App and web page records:
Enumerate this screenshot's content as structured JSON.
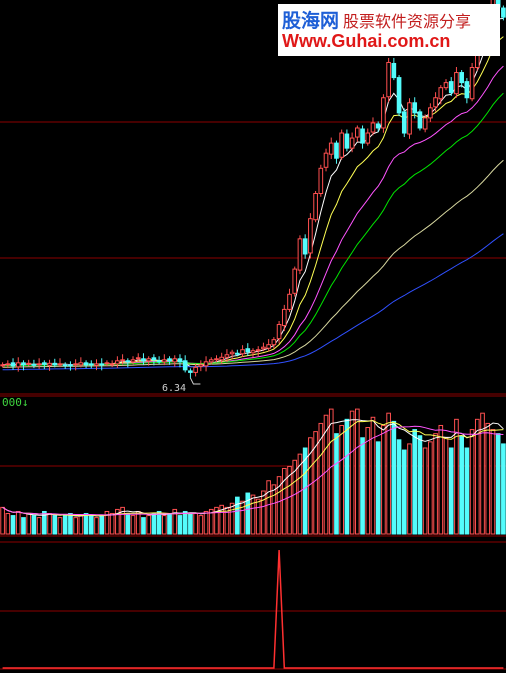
{
  "watermark": {
    "brand": "股海网",
    "tagline": "股票软件资源分享",
    "url": "Www.Guhai.com.cn"
  },
  "colors": {
    "background": "#000000",
    "up": "#ff5050",
    "down": "#54fcfc",
    "ma5": "#ffffff",
    "ma10": "#ffff54",
    "ma20": "#ff54ff",
    "ma30": "#00e600",
    "ma60": "#d8d8a0",
    "ma120": "#3050ff",
    "grid": "#8b0000",
    "signal": "#ff3030"
  },
  "chart_data": [
    {
      "type": "candlestick",
      "panel": "price",
      "low_marker": "6.34",
      "ohlc_start": [
        6.6,
        6.7,
        6.5,
        6.62
      ],
      "closes": [
        6.6,
        6.62,
        6.58,
        6.64,
        6.6,
        6.63,
        6.6,
        6.62,
        6.61,
        6.63,
        6.6,
        6.62,
        6.6,
        6.58,
        6.62,
        6.64,
        6.6,
        6.61,
        6.62,
        6.6,
        6.64,
        6.62,
        6.68,
        6.7,
        6.66,
        6.7,
        6.74,
        6.68,
        6.72,
        6.7,
        6.66,
        6.7,
        6.68,
        6.72,
        6.66,
        6.5,
        6.45,
        6.55,
        6.6,
        6.66,
        6.7,
        6.72,
        6.75,
        6.8,
        6.85,
        6.82,
        6.9,
        6.86,
        6.88,
        6.9,
        6.95,
        7.0,
        7.1,
        7.4,
        7.7,
        8.0,
        8.5,
        9.1,
        8.8,
        9.5,
        10.0,
        10.5,
        10.8,
        11.0,
        10.7,
        11.2,
        10.9,
        11.1,
        11.3,
        11.0,
        11.2,
        11.4,
        11.3,
        11.9,
        12.6,
        12.3,
        11.6,
        11.2,
        11.8,
        11.6,
        11.3,
        11.5,
        11.7,
        11.9,
        12.1,
        12.2,
        12.0,
        12.4,
        12.2,
        11.9,
        12.5,
        12.9,
        13.3,
        13.6,
        14.0,
        13.7,
        13.5
      ],
      "ma_periods": [
        5,
        10,
        20,
        30,
        60,
        120
      ],
      "ma_start": [
        6.6,
        6.6,
        6.6,
        6.58,
        6.55,
        6.5
      ],
      "ylim": [
        6.2,
        13.8
      ]
    },
    {
      "type": "bar",
      "panel": "volume",
      "label": "000",
      "values": [
        1.3,
        1.0,
        0.9,
        1.1,
        0.8,
        1.0,
        0.9,
        0.8,
        1.1,
        1.0,
        0.9,
        0.8,
        0.9,
        1.0,
        0.8,
        0.9,
        1.0,
        0.9,
        0.8,
        0.9,
        1.1,
        1.0,
        1.2,
        1.3,
        1.0,
        0.9,
        1.1,
        0.8,
        0.9,
        1.0,
        1.1,
        0.9,
        1.0,
        1.2,
        0.9,
        1.1,
        1.0,
        1.0,
        0.9,
        1.1,
        1.2,
        1.3,
        1.4,
        1.3,
        1.5,
        1.8,
        1.6,
        2.0,
        1.9,
        1.7,
        2.1,
        2.6,
        2.4,
        2.8,
        3.2,
        3.3,
        3.6,
        3.9,
        4.2,
        4.7,
        5.0,
        5.4,
        5.8,
        6.1,
        4.9,
        5.3,
        5.6,
        6.0,
        6.1,
        4.7,
        5.2,
        5.7,
        4.5,
        5.3,
        5.9,
        5.5,
        4.6,
        4.1,
        4.4,
        5.1,
        4.8,
        4.2,
        4.5,
        4.9,
        5.3,
        4.7,
        4.2,
        5.6,
        4.8,
        4.2,
        5.1,
        5.6,
        5.9,
        5.4,
        5.1,
        4.9,
        4.4
      ],
      "ma_periods": [
        5,
        10,
        20
      ],
      "ylim": [
        0,
        6.3
      ]
    },
    {
      "type": "line",
      "panel": "signal",
      "values": [
        0,
        0,
        0,
        0,
        0,
        0,
        0,
        0,
        0,
        0,
        0,
        0,
        0,
        0,
        0,
        0,
        0,
        0,
        0,
        0,
        0,
        0,
        0,
        0,
        0,
        0,
        0,
        0,
        0,
        0,
        0,
        0,
        0,
        0,
        0,
        0,
        0,
        0,
        0,
        0,
        0,
        0,
        0,
        0,
        0,
        0,
        0,
        0,
        0,
        0,
        0,
        0,
        0,
        1,
        0,
        0,
        0,
        0,
        0,
        0,
        0,
        0,
        0,
        0,
        0,
        0,
        0,
        0,
        0,
        0,
        0,
        0,
        0,
        0,
        0,
        0,
        0,
        0,
        0,
        0,
        0,
        0,
        0,
        0,
        0,
        0,
        0,
        0,
        0,
        0,
        0,
        0,
        0,
        0,
        0,
        0,
        0
      ],
      "ylim": [
        0,
        1
      ]
    }
  ]
}
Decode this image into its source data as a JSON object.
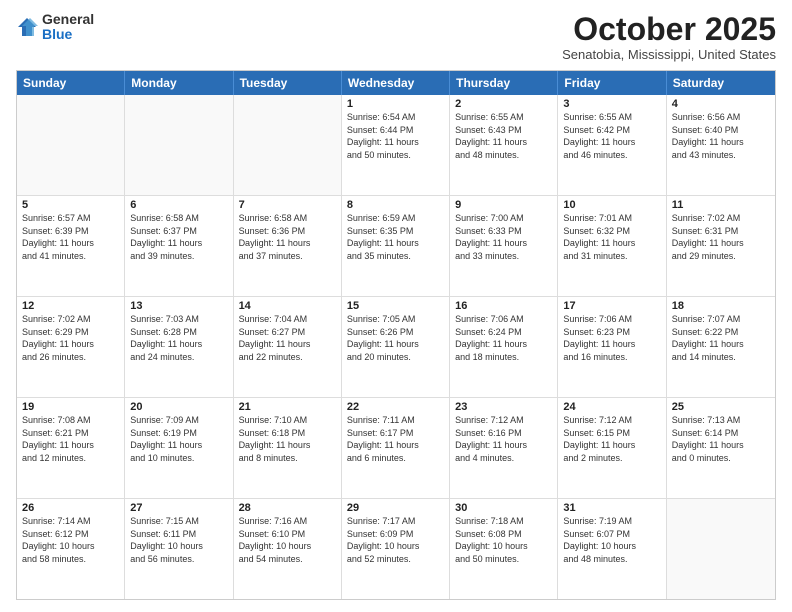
{
  "header": {
    "logo_general": "General",
    "logo_blue": "Blue",
    "month_title": "October 2025",
    "location": "Senatobia, Mississippi, United States"
  },
  "weekdays": [
    "Sunday",
    "Monday",
    "Tuesday",
    "Wednesday",
    "Thursday",
    "Friday",
    "Saturday"
  ],
  "rows": [
    [
      {
        "day": "",
        "info": ""
      },
      {
        "day": "",
        "info": ""
      },
      {
        "day": "",
        "info": ""
      },
      {
        "day": "1",
        "info": "Sunrise: 6:54 AM\nSunset: 6:44 PM\nDaylight: 11 hours\nand 50 minutes."
      },
      {
        "day": "2",
        "info": "Sunrise: 6:55 AM\nSunset: 6:43 PM\nDaylight: 11 hours\nand 48 minutes."
      },
      {
        "day": "3",
        "info": "Sunrise: 6:55 AM\nSunset: 6:42 PM\nDaylight: 11 hours\nand 46 minutes."
      },
      {
        "day": "4",
        "info": "Sunrise: 6:56 AM\nSunset: 6:40 PM\nDaylight: 11 hours\nand 43 minutes."
      }
    ],
    [
      {
        "day": "5",
        "info": "Sunrise: 6:57 AM\nSunset: 6:39 PM\nDaylight: 11 hours\nand 41 minutes."
      },
      {
        "day": "6",
        "info": "Sunrise: 6:58 AM\nSunset: 6:37 PM\nDaylight: 11 hours\nand 39 minutes."
      },
      {
        "day": "7",
        "info": "Sunrise: 6:58 AM\nSunset: 6:36 PM\nDaylight: 11 hours\nand 37 minutes."
      },
      {
        "day": "8",
        "info": "Sunrise: 6:59 AM\nSunset: 6:35 PM\nDaylight: 11 hours\nand 35 minutes."
      },
      {
        "day": "9",
        "info": "Sunrise: 7:00 AM\nSunset: 6:33 PM\nDaylight: 11 hours\nand 33 minutes."
      },
      {
        "day": "10",
        "info": "Sunrise: 7:01 AM\nSunset: 6:32 PM\nDaylight: 11 hours\nand 31 minutes."
      },
      {
        "day": "11",
        "info": "Sunrise: 7:02 AM\nSunset: 6:31 PM\nDaylight: 11 hours\nand 29 minutes."
      }
    ],
    [
      {
        "day": "12",
        "info": "Sunrise: 7:02 AM\nSunset: 6:29 PM\nDaylight: 11 hours\nand 26 minutes."
      },
      {
        "day": "13",
        "info": "Sunrise: 7:03 AM\nSunset: 6:28 PM\nDaylight: 11 hours\nand 24 minutes."
      },
      {
        "day": "14",
        "info": "Sunrise: 7:04 AM\nSunset: 6:27 PM\nDaylight: 11 hours\nand 22 minutes."
      },
      {
        "day": "15",
        "info": "Sunrise: 7:05 AM\nSunset: 6:26 PM\nDaylight: 11 hours\nand 20 minutes."
      },
      {
        "day": "16",
        "info": "Sunrise: 7:06 AM\nSunset: 6:24 PM\nDaylight: 11 hours\nand 18 minutes."
      },
      {
        "day": "17",
        "info": "Sunrise: 7:06 AM\nSunset: 6:23 PM\nDaylight: 11 hours\nand 16 minutes."
      },
      {
        "day": "18",
        "info": "Sunrise: 7:07 AM\nSunset: 6:22 PM\nDaylight: 11 hours\nand 14 minutes."
      }
    ],
    [
      {
        "day": "19",
        "info": "Sunrise: 7:08 AM\nSunset: 6:21 PM\nDaylight: 11 hours\nand 12 minutes."
      },
      {
        "day": "20",
        "info": "Sunrise: 7:09 AM\nSunset: 6:19 PM\nDaylight: 11 hours\nand 10 minutes."
      },
      {
        "day": "21",
        "info": "Sunrise: 7:10 AM\nSunset: 6:18 PM\nDaylight: 11 hours\nand 8 minutes."
      },
      {
        "day": "22",
        "info": "Sunrise: 7:11 AM\nSunset: 6:17 PM\nDaylight: 11 hours\nand 6 minutes."
      },
      {
        "day": "23",
        "info": "Sunrise: 7:12 AM\nSunset: 6:16 PM\nDaylight: 11 hours\nand 4 minutes."
      },
      {
        "day": "24",
        "info": "Sunrise: 7:12 AM\nSunset: 6:15 PM\nDaylight: 11 hours\nand 2 minutes."
      },
      {
        "day": "25",
        "info": "Sunrise: 7:13 AM\nSunset: 6:14 PM\nDaylight: 11 hours\nand 0 minutes."
      }
    ],
    [
      {
        "day": "26",
        "info": "Sunrise: 7:14 AM\nSunset: 6:12 PM\nDaylight: 10 hours\nand 58 minutes."
      },
      {
        "day": "27",
        "info": "Sunrise: 7:15 AM\nSunset: 6:11 PM\nDaylight: 10 hours\nand 56 minutes."
      },
      {
        "day": "28",
        "info": "Sunrise: 7:16 AM\nSunset: 6:10 PM\nDaylight: 10 hours\nand 54 minutes."
      },
      {
        "day": "29",
        "info": "Sunrise: 7:17 AM\nSunset: 6:09 PM\nDaylight: 10 hours\nand 52 minutes."
      },
      {
        "day": "30",
        "info": "Sunrise: 7:18 AM\nSunset: 6:08 PM\nDaylight: 10 hours\nand 50 minutes."
      },
      {
        "day": "31",
        "info": "Sunrise: 7:19 AM\nSunset: 6:07 PM\nDaylight: 10 hours\nand 48 minutes."
      },
      {
        "day": "",
        "info": ""
      }
    ]
  ]
}
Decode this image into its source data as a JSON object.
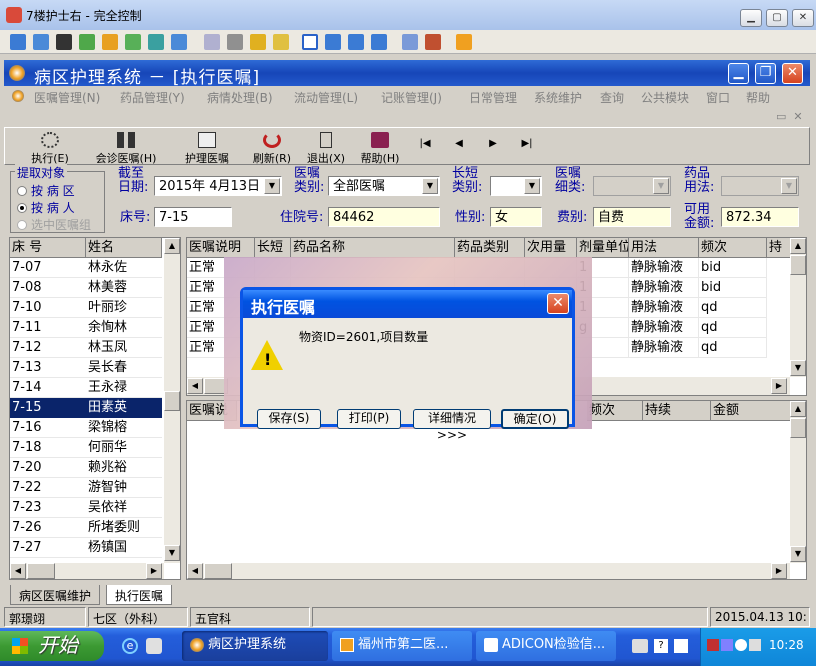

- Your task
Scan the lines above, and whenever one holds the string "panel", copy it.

- Final answer
      "panel": "price",
      "panel": "volume",
      "panel": "signal",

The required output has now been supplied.